In a series circuit, components are connected like links in a chain. If any link opens, current to all of the components is cut off. In a parallel circuit, all components are connected directly to the voltage supply Figure 36-30. If any connection or component fails in a parallel circuit, current continues to flow normally through the remaining circuits. This is one reason why parallel circuits are used in automotive applications, such as headlight and taillight systems. If one lamp fails, current continues to flow through the other lamps in parallel. In a series circuit, all would go out, which could be disastrous.

Also, since all components connect directly to the battery terminals, the metal of the vehicle’s chassis can become one of the conductors. One terminal of the battery and one terminal of each component can be connected anywhere on the body or chassis to complete the circuit. This is called a common, or ground, connection. It saves a lot of connecting wire.

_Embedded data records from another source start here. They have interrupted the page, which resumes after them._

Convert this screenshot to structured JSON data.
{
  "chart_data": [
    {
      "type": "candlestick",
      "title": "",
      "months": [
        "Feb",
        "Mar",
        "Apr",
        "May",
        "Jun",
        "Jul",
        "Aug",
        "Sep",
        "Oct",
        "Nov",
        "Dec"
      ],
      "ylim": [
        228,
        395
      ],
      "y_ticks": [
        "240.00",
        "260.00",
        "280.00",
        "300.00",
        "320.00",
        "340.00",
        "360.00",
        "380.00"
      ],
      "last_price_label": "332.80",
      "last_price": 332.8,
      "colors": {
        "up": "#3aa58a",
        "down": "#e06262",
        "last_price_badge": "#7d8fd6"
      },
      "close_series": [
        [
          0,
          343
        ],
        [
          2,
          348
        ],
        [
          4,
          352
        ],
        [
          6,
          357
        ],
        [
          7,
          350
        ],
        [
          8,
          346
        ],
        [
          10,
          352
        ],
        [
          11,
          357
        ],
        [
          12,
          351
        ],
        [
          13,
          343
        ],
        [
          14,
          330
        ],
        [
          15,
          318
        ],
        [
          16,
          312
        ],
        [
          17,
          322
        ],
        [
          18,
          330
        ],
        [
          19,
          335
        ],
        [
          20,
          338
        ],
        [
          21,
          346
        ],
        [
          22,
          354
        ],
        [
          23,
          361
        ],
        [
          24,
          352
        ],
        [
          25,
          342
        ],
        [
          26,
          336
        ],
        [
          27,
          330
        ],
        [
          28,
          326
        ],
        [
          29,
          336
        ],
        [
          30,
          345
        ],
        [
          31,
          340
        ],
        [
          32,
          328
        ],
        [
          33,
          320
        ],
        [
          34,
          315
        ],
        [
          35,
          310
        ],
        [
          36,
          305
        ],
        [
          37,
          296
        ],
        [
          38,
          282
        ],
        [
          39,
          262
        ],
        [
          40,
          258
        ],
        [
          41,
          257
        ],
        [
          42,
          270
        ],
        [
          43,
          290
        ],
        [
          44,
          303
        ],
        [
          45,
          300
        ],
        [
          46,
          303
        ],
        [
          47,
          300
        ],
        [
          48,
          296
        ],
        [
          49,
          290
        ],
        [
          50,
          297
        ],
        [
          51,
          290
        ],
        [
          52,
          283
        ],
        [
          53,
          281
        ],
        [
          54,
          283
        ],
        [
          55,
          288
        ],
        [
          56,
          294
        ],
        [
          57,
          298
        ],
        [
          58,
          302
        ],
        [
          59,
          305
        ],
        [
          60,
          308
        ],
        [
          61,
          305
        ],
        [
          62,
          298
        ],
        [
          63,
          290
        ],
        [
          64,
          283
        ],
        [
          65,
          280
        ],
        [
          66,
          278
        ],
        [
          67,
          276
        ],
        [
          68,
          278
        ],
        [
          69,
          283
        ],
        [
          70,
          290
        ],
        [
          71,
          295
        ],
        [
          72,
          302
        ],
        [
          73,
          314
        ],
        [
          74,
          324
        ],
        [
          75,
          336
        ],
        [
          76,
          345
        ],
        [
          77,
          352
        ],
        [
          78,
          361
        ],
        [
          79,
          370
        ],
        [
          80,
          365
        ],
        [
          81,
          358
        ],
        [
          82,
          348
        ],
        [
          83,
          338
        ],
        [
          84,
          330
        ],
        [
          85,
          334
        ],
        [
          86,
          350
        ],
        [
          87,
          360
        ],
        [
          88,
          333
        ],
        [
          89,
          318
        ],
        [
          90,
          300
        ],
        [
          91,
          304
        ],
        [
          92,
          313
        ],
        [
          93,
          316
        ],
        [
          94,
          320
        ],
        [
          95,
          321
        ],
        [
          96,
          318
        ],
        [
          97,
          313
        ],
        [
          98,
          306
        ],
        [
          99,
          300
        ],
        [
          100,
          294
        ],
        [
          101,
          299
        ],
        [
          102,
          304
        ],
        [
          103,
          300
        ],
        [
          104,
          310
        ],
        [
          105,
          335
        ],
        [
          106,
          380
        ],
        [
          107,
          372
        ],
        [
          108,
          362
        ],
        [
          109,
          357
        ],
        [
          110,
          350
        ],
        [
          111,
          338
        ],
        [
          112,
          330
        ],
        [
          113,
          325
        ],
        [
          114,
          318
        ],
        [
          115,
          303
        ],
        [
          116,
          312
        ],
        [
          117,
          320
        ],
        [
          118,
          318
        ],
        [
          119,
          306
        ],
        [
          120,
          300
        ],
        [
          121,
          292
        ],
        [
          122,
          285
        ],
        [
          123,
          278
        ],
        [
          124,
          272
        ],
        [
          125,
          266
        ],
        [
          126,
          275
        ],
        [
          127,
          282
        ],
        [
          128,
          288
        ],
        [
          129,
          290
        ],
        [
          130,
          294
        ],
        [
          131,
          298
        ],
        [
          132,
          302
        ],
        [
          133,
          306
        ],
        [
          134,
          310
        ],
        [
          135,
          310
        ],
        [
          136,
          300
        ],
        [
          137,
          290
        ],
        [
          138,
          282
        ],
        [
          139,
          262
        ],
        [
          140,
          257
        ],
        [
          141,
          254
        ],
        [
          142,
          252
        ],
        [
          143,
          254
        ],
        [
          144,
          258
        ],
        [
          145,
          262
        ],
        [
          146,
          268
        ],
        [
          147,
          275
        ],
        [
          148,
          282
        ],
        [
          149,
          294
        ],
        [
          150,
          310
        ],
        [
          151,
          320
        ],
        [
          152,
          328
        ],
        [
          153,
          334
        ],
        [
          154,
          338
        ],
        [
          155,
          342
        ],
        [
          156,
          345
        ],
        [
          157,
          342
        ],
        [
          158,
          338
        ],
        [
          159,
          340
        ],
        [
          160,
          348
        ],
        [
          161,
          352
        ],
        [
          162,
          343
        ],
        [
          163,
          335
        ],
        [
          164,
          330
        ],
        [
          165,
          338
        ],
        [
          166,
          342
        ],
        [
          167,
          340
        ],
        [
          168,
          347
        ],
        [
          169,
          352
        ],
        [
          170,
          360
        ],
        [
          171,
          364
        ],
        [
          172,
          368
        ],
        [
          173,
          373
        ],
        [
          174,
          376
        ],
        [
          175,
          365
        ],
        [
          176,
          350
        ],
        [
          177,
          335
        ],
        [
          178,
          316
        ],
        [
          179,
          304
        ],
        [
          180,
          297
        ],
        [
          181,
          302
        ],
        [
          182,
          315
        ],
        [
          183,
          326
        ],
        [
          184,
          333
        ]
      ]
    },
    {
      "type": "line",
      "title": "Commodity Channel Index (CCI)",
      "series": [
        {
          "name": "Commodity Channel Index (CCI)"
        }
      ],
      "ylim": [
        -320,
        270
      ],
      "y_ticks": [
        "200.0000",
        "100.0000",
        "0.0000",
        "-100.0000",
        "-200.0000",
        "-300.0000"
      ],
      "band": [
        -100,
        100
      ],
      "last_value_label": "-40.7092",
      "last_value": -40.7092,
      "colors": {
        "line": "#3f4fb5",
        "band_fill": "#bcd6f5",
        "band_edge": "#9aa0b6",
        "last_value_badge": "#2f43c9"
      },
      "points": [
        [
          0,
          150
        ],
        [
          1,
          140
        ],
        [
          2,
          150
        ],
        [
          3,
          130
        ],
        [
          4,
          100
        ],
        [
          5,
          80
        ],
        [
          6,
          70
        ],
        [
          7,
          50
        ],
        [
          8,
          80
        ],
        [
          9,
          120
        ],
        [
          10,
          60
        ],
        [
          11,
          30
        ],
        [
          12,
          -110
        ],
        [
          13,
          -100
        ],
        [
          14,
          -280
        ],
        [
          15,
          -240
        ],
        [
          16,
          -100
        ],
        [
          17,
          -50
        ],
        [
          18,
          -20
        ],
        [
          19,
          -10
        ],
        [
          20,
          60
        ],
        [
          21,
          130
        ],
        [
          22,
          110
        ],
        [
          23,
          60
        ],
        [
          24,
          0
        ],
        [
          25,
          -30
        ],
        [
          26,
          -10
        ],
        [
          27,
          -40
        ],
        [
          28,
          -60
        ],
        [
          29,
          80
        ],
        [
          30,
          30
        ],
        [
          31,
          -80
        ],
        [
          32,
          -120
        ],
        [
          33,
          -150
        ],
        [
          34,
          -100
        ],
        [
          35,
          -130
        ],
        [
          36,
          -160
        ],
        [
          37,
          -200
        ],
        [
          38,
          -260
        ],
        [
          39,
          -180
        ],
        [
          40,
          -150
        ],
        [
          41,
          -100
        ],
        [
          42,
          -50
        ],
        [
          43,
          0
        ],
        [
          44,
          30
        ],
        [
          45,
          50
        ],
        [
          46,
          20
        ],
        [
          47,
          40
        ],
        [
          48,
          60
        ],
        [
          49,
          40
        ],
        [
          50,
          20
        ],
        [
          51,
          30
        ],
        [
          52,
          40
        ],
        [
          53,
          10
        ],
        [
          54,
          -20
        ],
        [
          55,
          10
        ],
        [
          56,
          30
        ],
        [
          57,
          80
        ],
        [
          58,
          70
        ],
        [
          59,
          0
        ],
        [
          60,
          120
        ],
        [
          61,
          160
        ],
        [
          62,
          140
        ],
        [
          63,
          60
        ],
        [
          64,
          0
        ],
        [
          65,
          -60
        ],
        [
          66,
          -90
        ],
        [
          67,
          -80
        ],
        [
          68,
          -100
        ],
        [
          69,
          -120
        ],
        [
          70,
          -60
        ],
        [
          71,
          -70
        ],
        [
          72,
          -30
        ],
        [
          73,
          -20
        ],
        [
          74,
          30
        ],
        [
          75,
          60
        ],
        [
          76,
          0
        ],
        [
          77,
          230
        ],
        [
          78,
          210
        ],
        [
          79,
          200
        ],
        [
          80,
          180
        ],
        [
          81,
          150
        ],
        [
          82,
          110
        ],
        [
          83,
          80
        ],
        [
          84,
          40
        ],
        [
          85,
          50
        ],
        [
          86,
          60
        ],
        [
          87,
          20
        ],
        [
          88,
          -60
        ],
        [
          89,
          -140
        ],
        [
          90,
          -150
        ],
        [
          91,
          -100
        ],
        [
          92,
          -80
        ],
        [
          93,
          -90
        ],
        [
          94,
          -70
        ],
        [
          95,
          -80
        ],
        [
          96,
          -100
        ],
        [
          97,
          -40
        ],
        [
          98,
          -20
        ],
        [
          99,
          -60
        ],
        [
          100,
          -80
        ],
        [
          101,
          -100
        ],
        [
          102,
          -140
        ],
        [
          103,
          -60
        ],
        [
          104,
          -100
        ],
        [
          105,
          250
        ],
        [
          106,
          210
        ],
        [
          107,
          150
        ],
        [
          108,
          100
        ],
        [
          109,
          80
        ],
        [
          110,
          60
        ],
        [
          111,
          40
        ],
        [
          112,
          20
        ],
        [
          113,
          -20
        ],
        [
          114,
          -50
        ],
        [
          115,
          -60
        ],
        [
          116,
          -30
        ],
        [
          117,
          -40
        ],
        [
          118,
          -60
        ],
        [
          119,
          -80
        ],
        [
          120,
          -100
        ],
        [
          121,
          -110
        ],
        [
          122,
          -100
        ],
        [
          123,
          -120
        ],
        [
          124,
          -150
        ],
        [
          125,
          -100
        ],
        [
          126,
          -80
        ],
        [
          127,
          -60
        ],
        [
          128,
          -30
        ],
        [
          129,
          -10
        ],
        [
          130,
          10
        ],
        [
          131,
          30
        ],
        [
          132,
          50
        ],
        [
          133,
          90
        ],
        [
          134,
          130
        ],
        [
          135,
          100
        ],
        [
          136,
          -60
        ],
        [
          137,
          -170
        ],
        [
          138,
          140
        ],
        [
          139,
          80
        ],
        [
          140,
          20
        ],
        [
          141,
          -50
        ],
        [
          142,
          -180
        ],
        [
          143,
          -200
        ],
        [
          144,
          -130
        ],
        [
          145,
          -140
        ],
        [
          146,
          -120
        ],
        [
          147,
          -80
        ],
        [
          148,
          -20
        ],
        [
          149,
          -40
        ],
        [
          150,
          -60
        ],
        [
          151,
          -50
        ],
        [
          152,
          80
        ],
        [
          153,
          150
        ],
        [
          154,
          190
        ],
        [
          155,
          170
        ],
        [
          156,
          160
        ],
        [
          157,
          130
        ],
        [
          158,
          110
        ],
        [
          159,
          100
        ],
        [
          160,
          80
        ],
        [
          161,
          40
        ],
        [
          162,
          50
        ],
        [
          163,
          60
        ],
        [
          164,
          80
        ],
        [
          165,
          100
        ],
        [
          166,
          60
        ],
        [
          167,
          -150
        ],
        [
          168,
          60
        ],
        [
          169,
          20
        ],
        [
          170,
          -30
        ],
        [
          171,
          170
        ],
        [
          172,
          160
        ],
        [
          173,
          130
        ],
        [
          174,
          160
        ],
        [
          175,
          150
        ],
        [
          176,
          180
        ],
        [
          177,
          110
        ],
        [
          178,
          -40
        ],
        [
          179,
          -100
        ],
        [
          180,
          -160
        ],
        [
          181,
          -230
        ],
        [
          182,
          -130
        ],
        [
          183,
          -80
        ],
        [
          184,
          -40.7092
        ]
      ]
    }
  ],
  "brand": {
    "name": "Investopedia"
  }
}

While electricity always behaves according to the laws of physics, when it operates in a parallel circuit, there are some additional laws you need to know. The parallel circuit laws listed here should be applied when working with parallel circuits:

- The voltage across all branches of a parallel circuit are equal.
- The total current in a parallel circuit equals the sum of the current flowing in each branch of the circuit.
- The total resistance of a parallel circuit decreases as more branches are added. Total parallel circuit resistance will always be less than the lowest branch resistance.

Let’s look at those laws a bit more closely. A feature of a properly working parallel circuit is that the voltage across each branch is the same as the other branches. No matter how many branches are added, or removed, as long as they are in parallel, the voltage across them will be the same as across each of the other branches, including the battery. Another feature of a parallel circuit is that the current flowing in each branch is determined by the resistance of that branch along with the voltage used by that branch.

In a parallel circuit where the resistors in each branch are the same, the current flowing in each branch is also the same. The sum of their individual currents is equal to the total current flowing in the entire parallel circuit. When the resistances are not equal, the current divides in accordance with the resistance of each branch, but the total current flow is still the sum of the currents flowing in each branch Figure 36-31.